Does it represent good value for the price? What features does it come with?
Ah, that’s a great question. Toyota is keeping quieter than a church mouse with a sore throat on pricing (and BMW hasn’t priced the Z4 yet either, so we can't use that car as a guide), but allow us to dampen any enthusiasm for this being a cut-price Japanese sports car.
Toyota’s assistant chief engineer, Keisuke Fukumoto, told CarsGuide; “I hope after driving it you can see that it won’t be cheap”.
And so put it this way, we would be surprised to see it start with a number lower than $70k.
This pre-production prototype drive was intended as little more than a taste-test before the car's official launch, so we're really unable to shed any light on the trim levels, or exactly what will be included in each of them (Toyota Australia's executives say even they don't know yet).
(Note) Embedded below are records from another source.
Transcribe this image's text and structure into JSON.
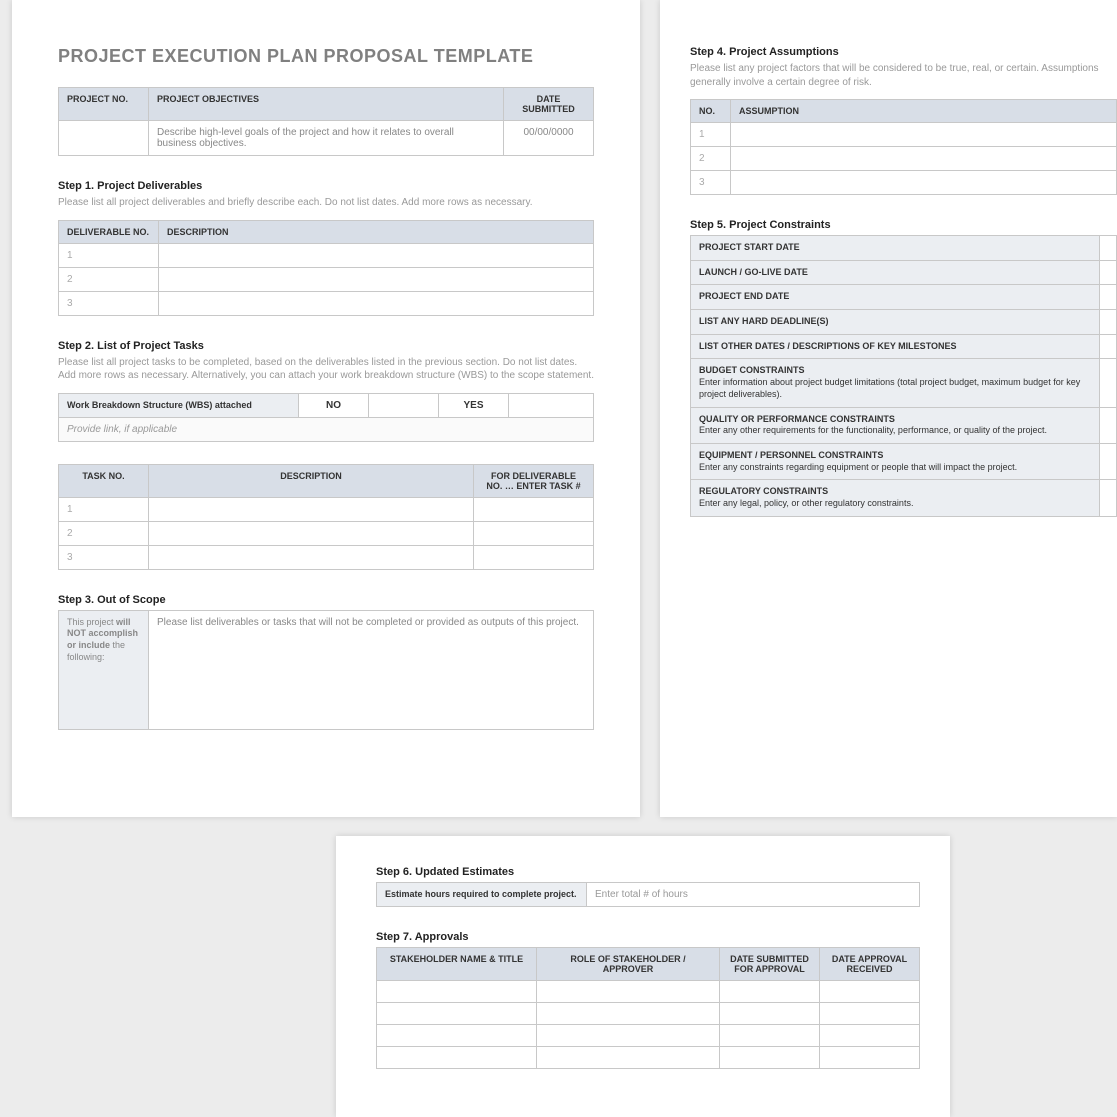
{
  "title": "PROJECT EXECUTION PLAN PROPOSAL TEMPLATE",
  "info": {
    "headers": {
      "projno": "PROJECT NO.",
      "objectives": "PROJECT OBJECTIVES",
      "date": "DATE SUBMITTED"
    },
    "obj_text": "Describe high-level goals of the project and how it relates to overall business objectives.",
    "date_val": "00/00/0000"
  },
  "step1": {
    "title": "Step 1. Project Deliverables",
    "desc": "Please list all project deliverables and briefly describe each. Do not list dates. Add more rows as necessary.",
    "headers": {
      "no": "DELIVERABLE NO.",
      "desc": "DESCRIPTION"
    },
    "rows": [
      "1",
      "2",
      "3"
    ]
  },
  "step2": {
    "title": "Step 2. List of Project Tasks",
    "desc": "Please list all project tasks to be completed, based on the deliverables listed in the previous section. Do not list dates. Add more rows as necessary. Alternatively, you can attach your work breakdown structure (WBS) to the scope statement.",
    "wbs_label": "Work Breakdown Structure (WBS) attached",
    "wbs_no": "NO",
    "wbs_yes": "YES",
    "wbs_link": "Provide link, if applicable",
    "headers": {
      "no": "TASK NO.",
      "desc": "DESCRIPTION",
      "deliv": "FOR DELIVERABLE NO. … ENTER TASK #"
    },
    "rows": [
      "1",
      "2",
      "3"
    ]
  },
  "step3": {
    "title": "Step 3. Out of Scope",
    "left_html": "This project <b>will NOT accomplish or include</b> the following:",
    "right": "Please list deliverables or tasks that will not be completed or provided as outputs of this project."
  },
  "step4": {
    "title": "Step 4. Project Assumptions",
    "desc": "Please list any project factors that will be considered to be true, real, or certain. Assumptions generally involve a certain degree of risk.",
    "headers": {
      "no": "NO.",
      "assumption": "ASSUMPTION"
    },
    "rows": [
      "1",
      "2",
      "3"
    ]
  },
  "step5": {
    "title": "Step 5. Project Constraints",
    "rows": [
      {
        "label": "PROJECT START DATE",
        "sub": ""
      },
      {
        "label": "LAUNCH / GO-LIVE DATE",
        "sub": ""
      },
      {
        "label": "PROJECT END DATE",
        "sub": ""
      },
      {
        "label": "LIST ANY HARD DEADLINE(S)",
        "sub": ""
      },
      {
        "label": "LIST OTHER DATES / DESCRIPTIONS OF KEY MILESTONES",
        "sub": ""
      },
      {
        "label": "BUDGET CONSTRAINTS",
        "sub": "Enter information about project budget limitations (total project budget, maximum budget for key project deliverables)."
      },
      {
        "label": "QUALITY OR PERFORMANCE CONSTRAINTS",
        "sub": "Enter any other requirements for the functionality, performance, or quality of the project."
      },
      {
        "label": "EQUIPMENT / PERSONNEL CONSTRAINTS",
        "sub": "Enter any constraints regarding equipment or people that will impact the project."
      },
      {
        "label": "REGULATORY CONSTRAINTS",
        "sub": "Enter any legal, policy, or other regulatory constraints."
      }
    ]
  },
  "step6": {
    "title": "Step 6. Updated Estimates",
    "label": "Estimate hours required to complete project.",
    "placeholder": "Enter total # of hours"
  },
  "step7": {
    "title": "Step 7. Approvals",
    "headers": {
      "name": "STAKEHOLDER NAME & TITLE",
      "role": "ROLE OF STAKEHOLDER / APPROVER",
      "submitted": "DATE SUBMITTED FOR APPROVAL",
      "received": "DATE APPROVAL RECEIVED"
    }
  }
}
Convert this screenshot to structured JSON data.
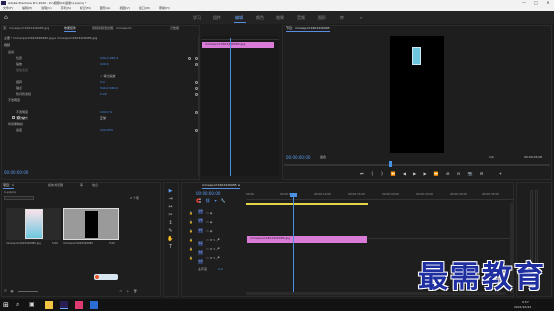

But you can expect keyless entry, push-button start, powered windows, leather seats and a (BMW) multimedia system, and Toyota is pushing to have Apple CarPlay included by the time the car launches in Australia toward the back end of 2019, though it remains a question mark.
Much was made of the adaptive dampers, clever differential and four-pot Brembo brakes, but it's not yet known how much of that performance kit will arrive as standard, or if at least some of it will form part of a optional pack.